12) The Lord may very well have similar plans here in our parish. We have, after all, given our nation a Catholic president. One day, who knows, we may give the Church an American pope. But we should all hope to give God many Catholic priests. In order to do that, we need to learn from Jan Tyranowski and work together, as the shortage of priests becomes more acute, to pass on the faith to our young people, to pass on the treasure of the Rosary, of the art of prayer, and set the example so that they might always love God first in their lives. The more they love God the more they will love God’s plans and God’s will, and from that context, they will be more attentive to saying yes to God’s will for them.
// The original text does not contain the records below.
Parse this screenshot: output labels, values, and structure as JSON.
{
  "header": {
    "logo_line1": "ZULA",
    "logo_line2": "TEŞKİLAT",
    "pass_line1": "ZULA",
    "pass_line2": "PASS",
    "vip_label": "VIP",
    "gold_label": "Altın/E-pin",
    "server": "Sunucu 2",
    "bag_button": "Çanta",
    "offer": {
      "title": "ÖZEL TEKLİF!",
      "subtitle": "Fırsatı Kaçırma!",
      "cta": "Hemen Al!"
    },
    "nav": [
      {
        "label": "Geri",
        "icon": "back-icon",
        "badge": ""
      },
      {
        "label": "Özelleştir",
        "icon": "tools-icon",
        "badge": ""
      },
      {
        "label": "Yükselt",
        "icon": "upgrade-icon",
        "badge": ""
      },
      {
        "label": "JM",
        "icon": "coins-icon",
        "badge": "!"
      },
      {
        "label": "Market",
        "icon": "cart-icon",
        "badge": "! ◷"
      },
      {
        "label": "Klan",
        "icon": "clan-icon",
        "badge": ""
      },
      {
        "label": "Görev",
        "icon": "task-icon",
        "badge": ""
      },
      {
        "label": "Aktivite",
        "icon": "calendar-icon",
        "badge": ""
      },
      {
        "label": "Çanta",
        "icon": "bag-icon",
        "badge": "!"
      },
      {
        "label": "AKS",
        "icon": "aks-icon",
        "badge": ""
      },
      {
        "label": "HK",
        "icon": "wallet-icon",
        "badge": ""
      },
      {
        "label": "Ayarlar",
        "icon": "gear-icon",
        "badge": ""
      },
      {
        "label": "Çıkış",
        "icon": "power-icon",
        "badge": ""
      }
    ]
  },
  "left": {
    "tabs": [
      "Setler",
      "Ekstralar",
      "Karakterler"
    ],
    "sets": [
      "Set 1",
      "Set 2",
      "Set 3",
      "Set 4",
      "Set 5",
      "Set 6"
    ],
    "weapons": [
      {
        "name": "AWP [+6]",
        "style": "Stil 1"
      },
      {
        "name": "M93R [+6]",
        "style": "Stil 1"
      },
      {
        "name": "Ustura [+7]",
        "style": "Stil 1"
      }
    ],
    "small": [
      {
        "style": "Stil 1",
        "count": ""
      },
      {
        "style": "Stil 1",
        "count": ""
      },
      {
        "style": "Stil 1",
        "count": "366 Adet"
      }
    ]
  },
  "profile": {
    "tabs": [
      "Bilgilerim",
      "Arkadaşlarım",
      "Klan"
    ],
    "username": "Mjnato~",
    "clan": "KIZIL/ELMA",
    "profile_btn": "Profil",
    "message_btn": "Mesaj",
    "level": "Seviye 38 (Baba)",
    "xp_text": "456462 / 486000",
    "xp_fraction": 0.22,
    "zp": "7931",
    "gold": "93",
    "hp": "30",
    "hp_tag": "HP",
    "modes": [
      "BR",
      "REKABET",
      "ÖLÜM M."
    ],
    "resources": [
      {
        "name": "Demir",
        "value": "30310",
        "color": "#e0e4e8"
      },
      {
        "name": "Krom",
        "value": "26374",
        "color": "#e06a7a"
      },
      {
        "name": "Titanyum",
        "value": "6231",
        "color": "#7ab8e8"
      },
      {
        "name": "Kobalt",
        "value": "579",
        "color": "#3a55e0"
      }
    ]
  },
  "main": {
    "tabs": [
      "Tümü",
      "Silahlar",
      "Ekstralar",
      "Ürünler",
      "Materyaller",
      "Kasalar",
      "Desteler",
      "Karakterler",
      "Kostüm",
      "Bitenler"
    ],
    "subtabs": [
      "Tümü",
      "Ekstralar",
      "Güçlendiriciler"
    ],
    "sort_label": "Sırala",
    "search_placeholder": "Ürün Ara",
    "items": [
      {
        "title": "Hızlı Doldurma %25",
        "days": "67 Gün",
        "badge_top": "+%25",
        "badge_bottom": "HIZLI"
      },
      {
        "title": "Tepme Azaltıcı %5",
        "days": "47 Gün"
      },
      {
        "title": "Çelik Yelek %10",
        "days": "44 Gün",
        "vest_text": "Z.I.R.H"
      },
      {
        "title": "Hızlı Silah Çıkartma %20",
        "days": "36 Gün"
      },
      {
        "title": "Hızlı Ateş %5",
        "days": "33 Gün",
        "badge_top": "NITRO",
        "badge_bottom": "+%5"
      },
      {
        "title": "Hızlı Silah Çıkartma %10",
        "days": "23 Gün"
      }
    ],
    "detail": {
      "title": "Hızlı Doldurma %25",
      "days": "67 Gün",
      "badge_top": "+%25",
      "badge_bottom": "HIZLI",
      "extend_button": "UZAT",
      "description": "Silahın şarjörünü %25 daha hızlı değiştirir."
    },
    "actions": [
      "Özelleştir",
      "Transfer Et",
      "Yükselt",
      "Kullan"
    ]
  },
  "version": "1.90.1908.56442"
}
13) I think back to the time I was a young boy. I asked God for the vocation to be a priest when I was just four, after I realized that the priest had to be the luckiest person in the world, capable of giving the world GOD in Holy Communion. But I easily could have been distracted by the world, as so many of my friends were. I give thanks — now! — that I had parents who practiced the faith and that we always prayed the Rosary at home. I give thanks that I was exposed to good priests, many of whom became family friends. But perhaps the single greatest influence on supporting my vocation were the legions of mainly “old women” — they all seemed old to me then, even though now, I realize that they were all QUITE YOUNG! — who used to come up to me at the end of Masses that I attended or served as an altar boy and tell me, “I’m praying for you that you may one day be a good priest!,” or “I hope you have a priestly vocation!” or “Do you think that God might be calling you to be a priest?” They conveyed to me, in very human terms, how important the priesthood was and their persistent encouragement planted very deep seeds. I couldn’t encourage more the “old men” and “old women” of this parish to pray, ask and encourage the young men of our parish in the same way that those at St. Michael’s in Lowell did. You just never know what plans God might have for the ones you encourage. Little did St. Andrew know that when he introduced his brother Peter to Christ, that Christ would make him the rock on whom he would build his Church (Mt 16:18 ). Little did Jan Tyranowski know that the young actor he helped to pray would become Christ’s 264th vicar. Little do we know the future of the ones the Lord puts within our grasp, and it might be our encouragement that God uses to give the world a future priest who will anoint us on our deathbed, who may even become a great saint or a future successor of St. Peter. But it all starts with our becoming the echo of the Good Shepherd who continually turns to young people and says, “Come, follow me!”

14) Jesus is the Good Shepherd who will never leave his flock untended. He continues to feed, lead and protect us, through the popes whom he entrusts with the mission to tend and feed his lambs and flock. He continues to nourish, guide and defend us through the priests he makes pastors after his own heart. After we have just listened to the Good Shepherd’s voice speaking to us in the Gospel, as we prepare now to receive his body and blood, we ask him to make us extremely grateful for the “table he has prepared for us” and for the priesthood that uniquely makes this great banquet of life possible. And we ask him to make us ever more attentive to his voice speaking to us through the Church, so that we might know how to follow him, through his popes and priests, all the way to the verdant pastures of heaven.

Praised be Jesus Christ!